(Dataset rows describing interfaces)
-----

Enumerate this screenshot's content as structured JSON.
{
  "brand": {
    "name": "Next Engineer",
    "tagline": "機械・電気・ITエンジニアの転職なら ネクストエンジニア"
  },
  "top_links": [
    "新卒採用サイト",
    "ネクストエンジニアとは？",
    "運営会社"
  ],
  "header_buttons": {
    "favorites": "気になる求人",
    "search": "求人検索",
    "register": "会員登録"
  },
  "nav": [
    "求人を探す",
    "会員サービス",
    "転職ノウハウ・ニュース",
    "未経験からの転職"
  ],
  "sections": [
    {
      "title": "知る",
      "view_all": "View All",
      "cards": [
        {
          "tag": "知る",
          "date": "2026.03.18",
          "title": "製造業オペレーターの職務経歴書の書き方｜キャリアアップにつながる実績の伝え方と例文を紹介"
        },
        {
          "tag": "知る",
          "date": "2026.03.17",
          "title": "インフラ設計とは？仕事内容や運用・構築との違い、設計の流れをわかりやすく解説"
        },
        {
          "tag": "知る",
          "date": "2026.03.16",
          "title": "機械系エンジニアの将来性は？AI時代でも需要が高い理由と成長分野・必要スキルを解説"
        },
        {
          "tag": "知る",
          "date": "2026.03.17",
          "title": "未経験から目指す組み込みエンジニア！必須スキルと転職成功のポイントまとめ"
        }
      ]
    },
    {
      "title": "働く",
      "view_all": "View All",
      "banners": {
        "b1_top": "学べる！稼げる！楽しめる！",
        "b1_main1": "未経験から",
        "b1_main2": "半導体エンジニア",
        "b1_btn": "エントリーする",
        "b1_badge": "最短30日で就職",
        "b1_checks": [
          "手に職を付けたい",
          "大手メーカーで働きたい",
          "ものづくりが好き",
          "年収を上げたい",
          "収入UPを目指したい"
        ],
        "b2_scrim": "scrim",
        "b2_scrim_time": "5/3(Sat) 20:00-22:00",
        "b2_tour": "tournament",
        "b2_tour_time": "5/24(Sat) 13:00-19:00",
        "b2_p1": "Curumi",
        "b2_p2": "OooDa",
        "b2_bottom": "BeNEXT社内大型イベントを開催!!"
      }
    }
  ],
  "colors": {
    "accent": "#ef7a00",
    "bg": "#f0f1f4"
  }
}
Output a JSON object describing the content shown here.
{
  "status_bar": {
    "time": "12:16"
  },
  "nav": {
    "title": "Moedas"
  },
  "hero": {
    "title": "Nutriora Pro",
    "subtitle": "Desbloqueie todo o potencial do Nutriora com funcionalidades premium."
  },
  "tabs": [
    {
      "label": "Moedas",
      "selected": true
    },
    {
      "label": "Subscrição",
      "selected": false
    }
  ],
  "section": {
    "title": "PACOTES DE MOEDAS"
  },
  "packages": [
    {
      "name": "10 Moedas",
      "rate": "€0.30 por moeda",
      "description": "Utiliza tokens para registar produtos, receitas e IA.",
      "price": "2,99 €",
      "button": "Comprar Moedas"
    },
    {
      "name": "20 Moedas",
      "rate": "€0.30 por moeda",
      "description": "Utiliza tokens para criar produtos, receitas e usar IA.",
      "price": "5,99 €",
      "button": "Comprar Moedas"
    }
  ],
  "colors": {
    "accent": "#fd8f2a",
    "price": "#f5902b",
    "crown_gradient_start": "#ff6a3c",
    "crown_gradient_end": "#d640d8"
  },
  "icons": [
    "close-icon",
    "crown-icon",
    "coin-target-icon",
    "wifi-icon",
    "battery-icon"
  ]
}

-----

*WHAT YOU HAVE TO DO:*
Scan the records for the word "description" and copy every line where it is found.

*EXERCISE ANSWER:*
      "description": "Utiliza tokens para registar produtos, receitas e IA.",
      "description": "Utiliza tokens para criar produtos, receitas e usar IA.",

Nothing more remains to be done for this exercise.